■ Exercise prompt ■
Repeat every entry exactly. Pictures stay out.

[Collected data]
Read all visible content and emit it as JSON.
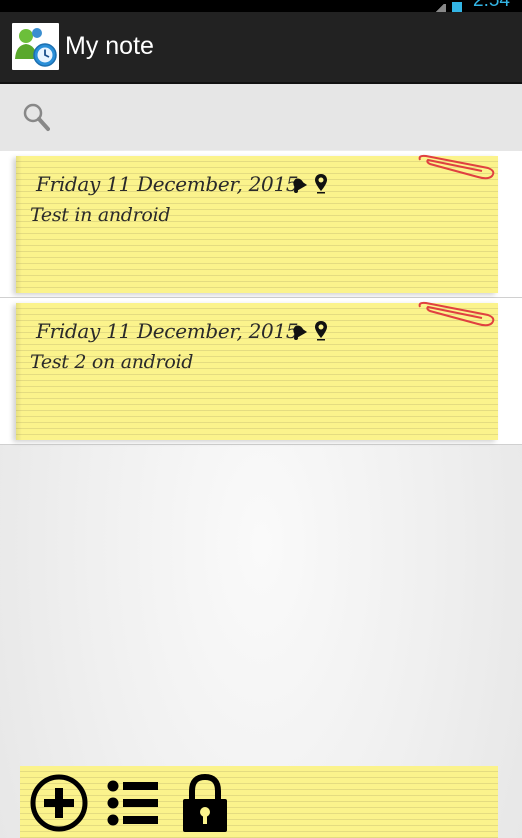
{
  "status_bar": {
    "time": "2:54"
  },
  "action_bar": {
    "title": "My note",
    "app_icon": "app-logo-icon"
  },
  "search": {
    "icon": "search-icon"
  },
  "notes": [
    {
      "date": "Friday 11 December, 2015",
      "text": "Test in android",
      "icons": [
        "alarm-icon",
        "location-pin-icon",
        "paperclip-icon"
      ]
    },
    {
      "date": "Friday 11 December, 2015",
      "text": "Test 2 on android",
      "icons": [
        "alarm-icon",
        "location-pin-icon",
        "paperclip-icon"
      ]
    }
  ],
  "bottom_bar": {
    "buttons": [
      "add-icon",
      "list-icon",
      "lock-icon"
    ]
  },
  "colors": {
    "action_bar": "#222222",
    "note_paper": "#fbf38c",
    "accent": "#33b5e5",
    "clip": "#e04040"
  }
}
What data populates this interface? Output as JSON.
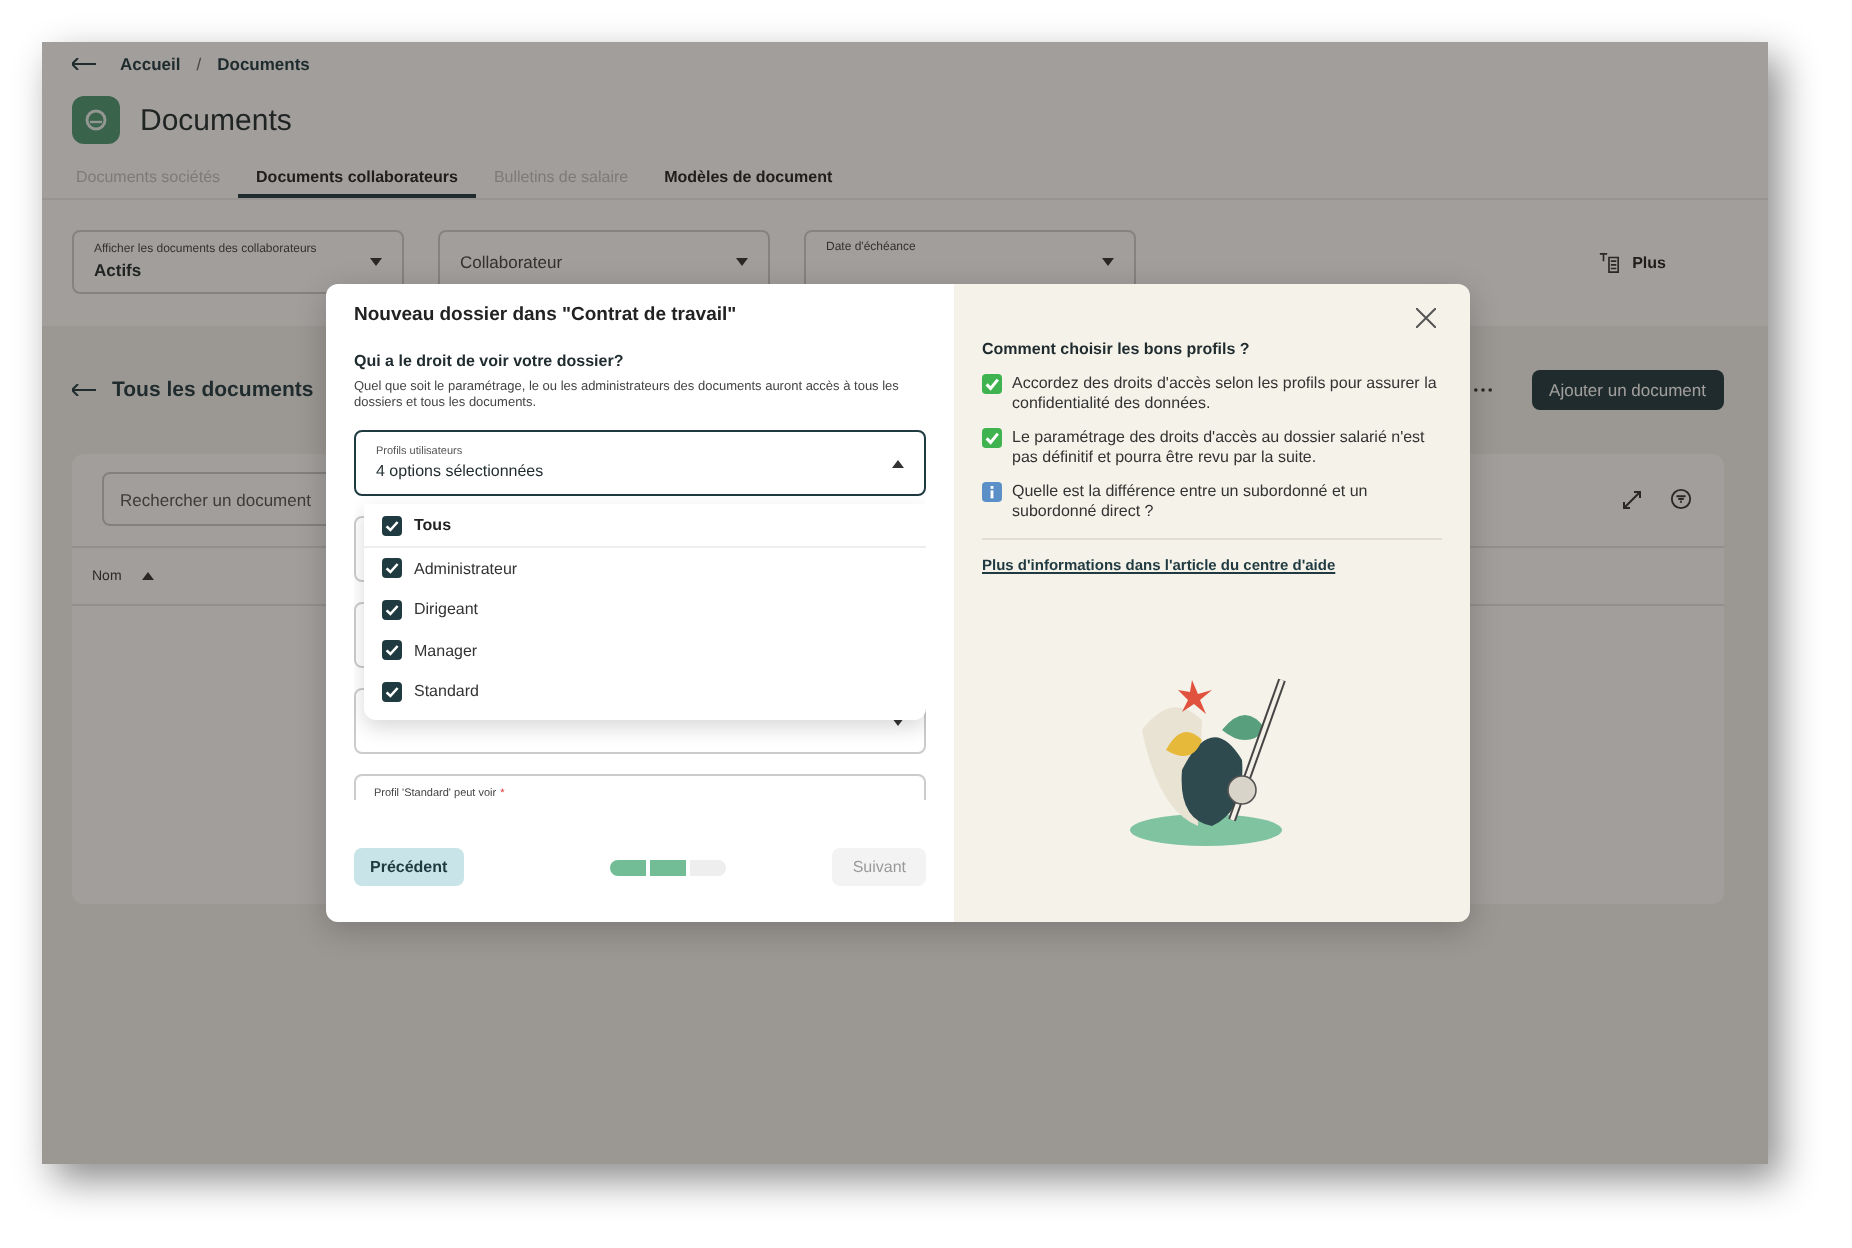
{
  "breadcrumb": [
    "Accueil",
    "Documents"
  ],
  "breadcrumb_separator": "/",
  "page_title": "Documents",
  "tabs": [
    {
      "label": "Documents sociétés",
      "selected": false,
      "disabled": true
    },
    {
      "label": "Documents collaborateurs",
      "selected": true,
      "disabled": false
    },
    {
      "label": "Bulletins de salaire",
      "selected": false,
      "disabled": true
    },
    {
      "label": "Modèles de document",
      "selected": false,
      "disabled": false
    }
  ],
  "filters": [
    {
      "label": "Afficher les documents des collaborateurs",
      "value": "Actifs"
    },
    {
      "placeholder": "Collaborateur"
    },
    {
      "label": "Date d'échéance"
    }
  ],
  "more_button": "Plus",
  "section_title": "Tous les documents",
  "add_button": "Ajouter un document",
  "search": {
    "placeholder": "Rechercher un document"
  },
  "table": {
    "columns": [
      {
        "label": "Nom",
        "sorted": true
      }
    ]
  },
  "modal": {
    "title": "Nouveau dossier dans \"Contrat de travail\"",
    "question": "Qui a le droit de voir votre dossier?",
    "help": "Quel que soit le paramétrage, le ou les administrateurs des documents auront accès à tous les dossiers et tous les documents.",
    "select": {
      "label": "Profils utilisateurs",
      "value": "4 options sélectionnées",
      "expanded": true
    },
    "options": [
      {
        "label": "Tous",
        "checked": true
      },
      {
        "label": "Administrateur",
        "checked": true
      },
      {
        "label": "Dirigeant",
        "checked": true
      },
      {
        "label": "Manager",
        "checked": true
      },
      {
        "label": "Standard",
        "checked": true
      }
    ],
    "fields": [
      {
        "kind": "select"
      },
      {
        "kind": "select"
      },
      {
        "kind": "select"
      },
      {
        "kind": "text",
        "label": "Profil 'Standard' peut voir",
        "required": true,
        "required_mark": "*"
      }
    ],
    "back_button": "Précédent",
    "steps": [
      {
        "done": true
      },
      {
        "done": true
      },
      {
        "done": false
      }
    ],
    "next_button": {
      "label": "Suivant",
      "disabled": true
    },
    "aside": {
      "heading": "Comment choisir les bons profils ?",
      "tips": [
        {
          "kind": "check",
          "text": "Accordez des droits d'accès selon les profils pour assurer la confidentialité des données."
        },
        {
          "kind": "check",
          "text": "Le paramétrage des droits d'accès au dossier salarié n'est pas définitif et pourra être revu par la suite."
        },
        {
          "kind": "info",
          "text": "Quelle est la différence entre un subordonné et un subordonné direct ?"
        }
      ],
      "link": "Plus d'informations dans l'article du centre d'aide"
    }
  }
}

■ Completed exercise ■
Read all visible content and emit it as JSON.
{
  "status_bar": {
    "time": "2:54"
  },
  "action_bar": {
    "title": "My note",
    "app_icon": "app-logo-icon"
  },
  "search": {
    "icon": "search-icon"
  },
  "notes": [
    {
      "date": "Friday 11 December, 2015",
      "text": "Test in android",
      "icons": [
        "alarm-icon",
        "location-pin-icon",
        "paperclip-icon"
      ]
    },
    {
      "date": "Friday 11 December, 2015",
      "text": "Test 2 on android",
      "icons": [
        "alarm-icon",
        "location-pin-icon",
        "paperclip-icon"
      ]
    }
  ],
  "bottom_bar": {
    "buttons": [
      "add-icon",
      "list-icon",
      "lock-icon"
    ]
  },
  "colors": {
    "action_bar": "#222222",
    "note_paper": "#fbf38c",
    "accent": "#33b5e5",
    "clip": "#e04040"
  }
}
What data populates this interface? Output as JSON.
{
  "breadcrumb": [
    "Accueil",
    "Documents"
  ],
  "breadcrumb_separator": "/",
  "page_title": "Documents",
  "tabs": [
    {
      "label": "Documents sociétés",
      "selected": false,
      "disabled": true
    },
    {
      "label": "Documents collaborateurs",
      "selected": true,
      "disabled": false
    },
    {
      "label": "Bulletins de salaire",
      "selected": false,
      "disabled": true
    },
    {
      "label": "Modèles de document",
      "selected": false,
      "disabled": false
    }
  ],
  "filters": [
    {
      "label": "Afficher les documents des collaborateurs",
      "value": "Actifs"
    },
    {
      "placeholder": "Collaborateur"
    },
    {
      "label": "Date d'échéance"
    }
  ],
  "more_button": "Plus",
  "section_title": "Tous les documents",
  "add_button": "Ajouter un document",
  "search": {
    "placeholder": "Rechercher un document"
  },
  "table": {
    "columns": [
      {
        "label": "Nom",
        "sorted": true
      }
    ]
  },
  "modal": {
    "title": "Nouveau dossier dans \"Contrat de travail\"",
    "question": "Qui a le droit de voir votre dossier?",
    "help": "Quel que soit le paramétrage, le ou les administrateurs des documents auront accès à tous les dossiers et tous les documents.",
    "select": {
      "label": "Profils utilisateurs",
      "value": "4 options sélectionnées",
      "expanded": true
    },
    "options": [
      {
        "label": "Tous",
        "checked": true
      },
      {
        "label": "Administrateur",
        "checked": true
      },
      {
        "label": "Dirigeant",
        "checked": true
      },
      {
        "label": "Manager",
        "checked": true
      },
      {
        "label": "Standard",
        "checked": true
      }
    ],
    "fields": [
      {
        "kind": "select"
      },
      {
        "kind": "select"
      },
      {
        "kind": "select"
      },
      {
        "kind": "text",
        "label": "Profil 'Standard' peut voir",
        "required": true,
        "required_mark": "*"
      }
    ],
    "back_button": "Précédent",
    "steps": [
      {
        "done": true
      },
      {
        "done": true
      },
      {
        "done": false
      }
    ],
    "next_button": {
      "label": "Suivant",
      "disabled": true
    },
    "aside": {
      "heading": "Comment choisir les bons profils ?",
      "tips": [
        {
          "kind": "check",
          "text": "Accordez des droits d'accès selon les profils pour assurer la confidentialité des données."
        },
        {
          "kind": "check",
          "text": "Le paramétrage des droits d'accès au dossier salarié n'est pas définitif et pourra être revu par la suite."
        },
        {
          "kind": "info",
          "text": "Quelle est la différence entre un subordonné et un subordonné direct ?"
        }
      ],
      "link": "Plus d'informations dans l'article du centre d'aide"
    }
  }
}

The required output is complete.